The lift will not take us to the third floor where our designated room awaits. Or the next lift. Or the next. The staircase is blocked off. And the next one. The entire floor, unbeknown to anyone, has been closed. Then a door handle comes off in BuzzFeed News' hand. The press officer looks mortified. He apologises.
When we try to get a coffee from the internal café, the queue is too long for us to wait. He apologises again. We walk and walk and cannot find a room anywhere. Finally, BuzzFeed News jokes that perhaps this is all down to a Russian plot to STOP GAYS TALKING. There is polite, awkward laughter.
No one mentions the underlying reason for the tension: Never before has a British ambassador given an interview about being lesbian or gay. There is a small clutch of out British LGBT envoys, and one, David Quarrey – the ambassador to Israel – has mentioned being gay in an Israeli newspaper. But this is the first full discussion with a member of the press about life as an out-and-proud ambassador.

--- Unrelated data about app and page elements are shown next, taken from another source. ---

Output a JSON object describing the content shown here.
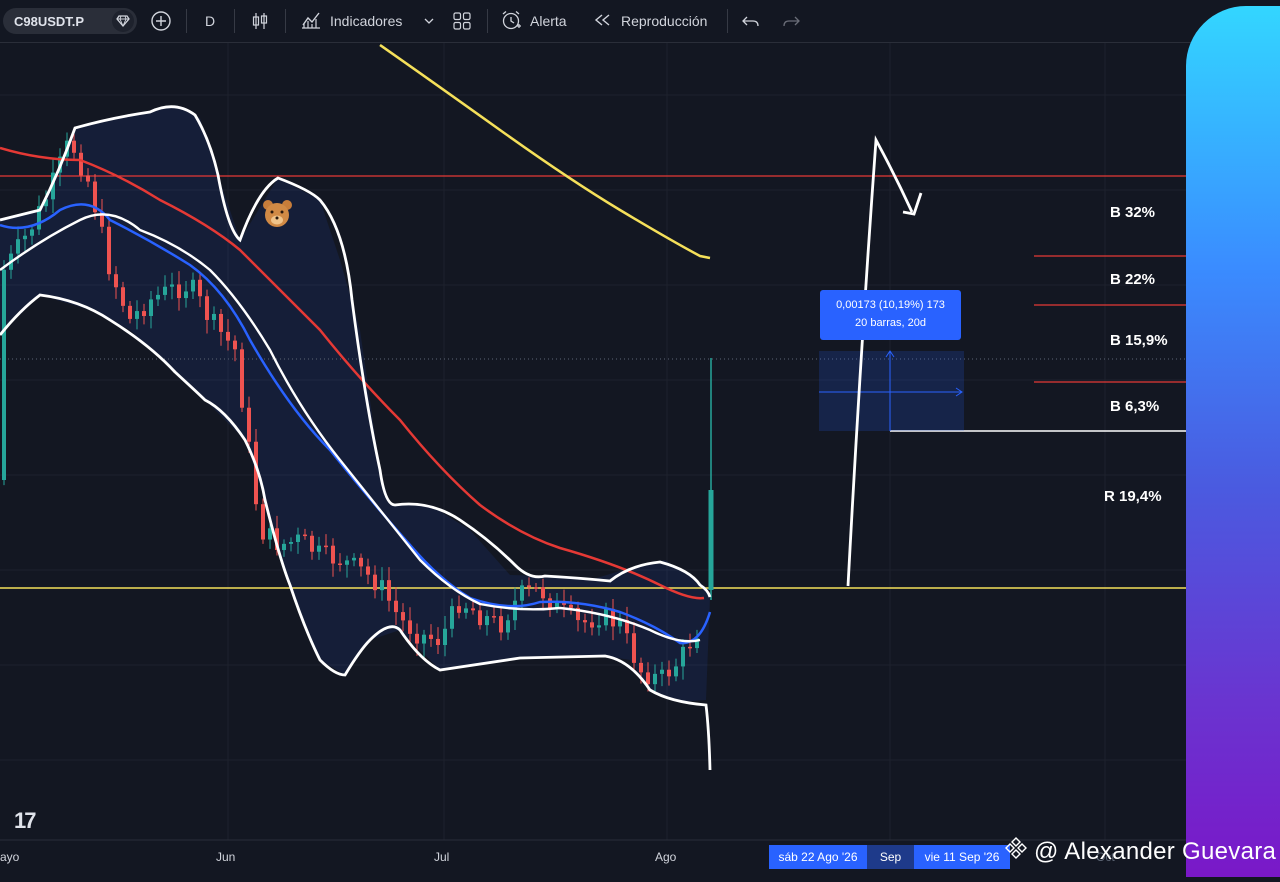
{
  "toolbar": {
    "symbol": "C98USDT.P",
    "interval": "D",
    "indicators_label": "Indicadores",
    "alert_label": "Alerta",
    "replay_label": "Reproducción"
  },
  "colors": {
    "background": "#131722",
    "candle_up": "#26a69a",
    "candle_down": "#ef5350",
    "bollinger": "#ffffff",
    "ma_fast": "#2962ff",
    "ma_slow": "#e53935",
    "ma_long": "#f5e05a",
    "support": "#f5e05a",
    "resistance": "#e53935",
    "accent": "#2962ff"
  },
  "measure": {
    "line1": "0,00173 (10,19%) 173",
    "line2": "20 barras, 20d"
  },
  "targets": {
    "b32": "B 32%",
    "b22": "B 22%",
    "b15": "B 15,9%",
    "b6": "B 6,3%",
    "r19": "R 19,4%"
  },
  "x_axis": {
    "mayo": "ayo",
    "jun": "Jun",
    "jul": "Jul",
    "ago": "Ago",
    "sep": "Sep",
    "oct": "Oct",
    "date_start": "sáb 22 Ago '26",
    "date_end": "vie 11 Sep '26"
  },
  "watermark": "@ Alexander Guevara",
  "logo": "17",
  "chart_data": {
    "type": "candlestick",
    "title": "C98USDT.P",
    "interval": "D",
    "months": [
      "Mayo",
      "Jun",
      "Jul",
      "Ago",
      "Sep",
      "Oct"
    ],
    "trend": "downtrend from Mayo to early Ago, then sharp rally in Ago",
    "indicators": [
      "Bollinger Bands",
      "MA fast (blue)",
      "MA slow (red)",
      "MA long (yellow)"
    ],
    "measure_result": {
      "price_change": "0,00173",
      "percent": "10,19%",
      "bars": 20,
      "days": "20d"
    },
    "annotations": [
      "B 32%",
      "B 22%",
      "B 15,9%",
      "B 6,3%",
      "R 19,4%"
    ],
    "grid": true
  }
}
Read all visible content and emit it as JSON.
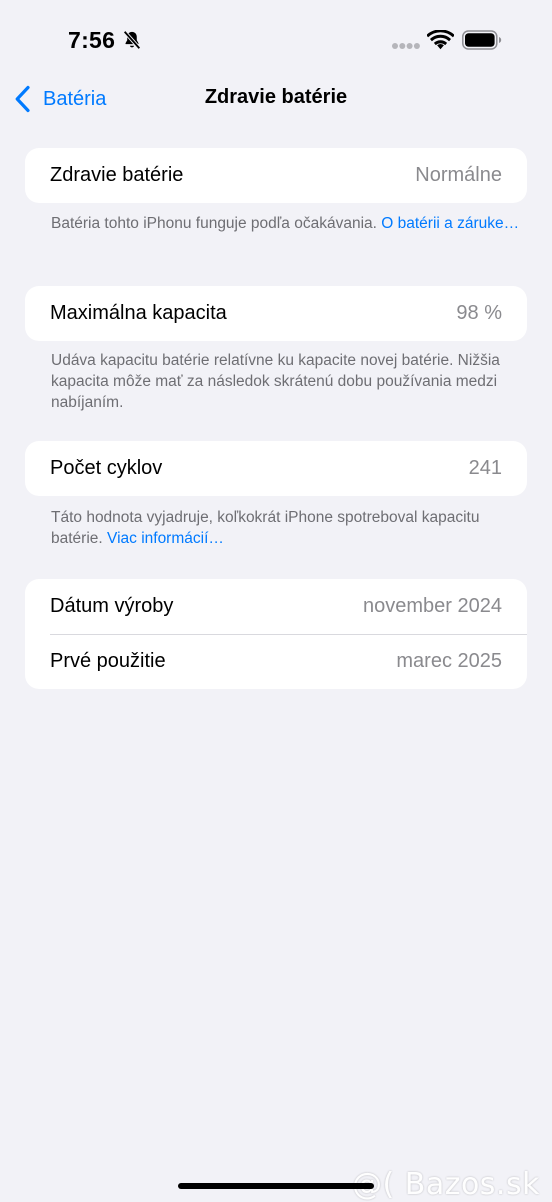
{
  "status_bar": {
    "time": "7:56"
  },
  "nav": {
    "back_label": "Batéria",
    "title": "Zdravie batérie"
  },
  "health": {
    "label": "Zdravie batérie",
    "value": "Normálne",
    "note_text": "Batéria tohto iPhonu funguje podľa očakávania. ",
    "note_link": "O batérii a záruke…"
  },
  "capacity": {
    "label": "Maximálna kapacita",
    "value": "98 %",
    "note_text": "Udáva kapacitu batérie relatívne ku kapacite novej batérie. Nižšia kapacita môže mať za následok skrátenú dobu používania medzi nabíjaním."
  },
  "cycles": {
    "label": "Počet cyklov",
    "value": "241",
    "note_text": "Táto hodnota vyjadruje, koľkokrát iPhone spotreboval kapacitu batérie. ",
    "note_link": "Viac informácií…"
  },
  "dates": {
    "manufacture_label": "Dátum výroby",
    "manufacture_value": "november 2024",
    "first_use_label": "Prvé použitie",
    "first_use_value": "marec 2025"
  },
  "watermark": "@( Bazos.sk",
  "colors": {
    "background": "#f2f2f7",
    "accent": "#007aff",
    "secondary_text": "#8a8a8e"
  }
}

It has taken 25 years for this to even be conceivable – and it isn't until the end of the interview that the real reason for Gough's anxiousness emerges.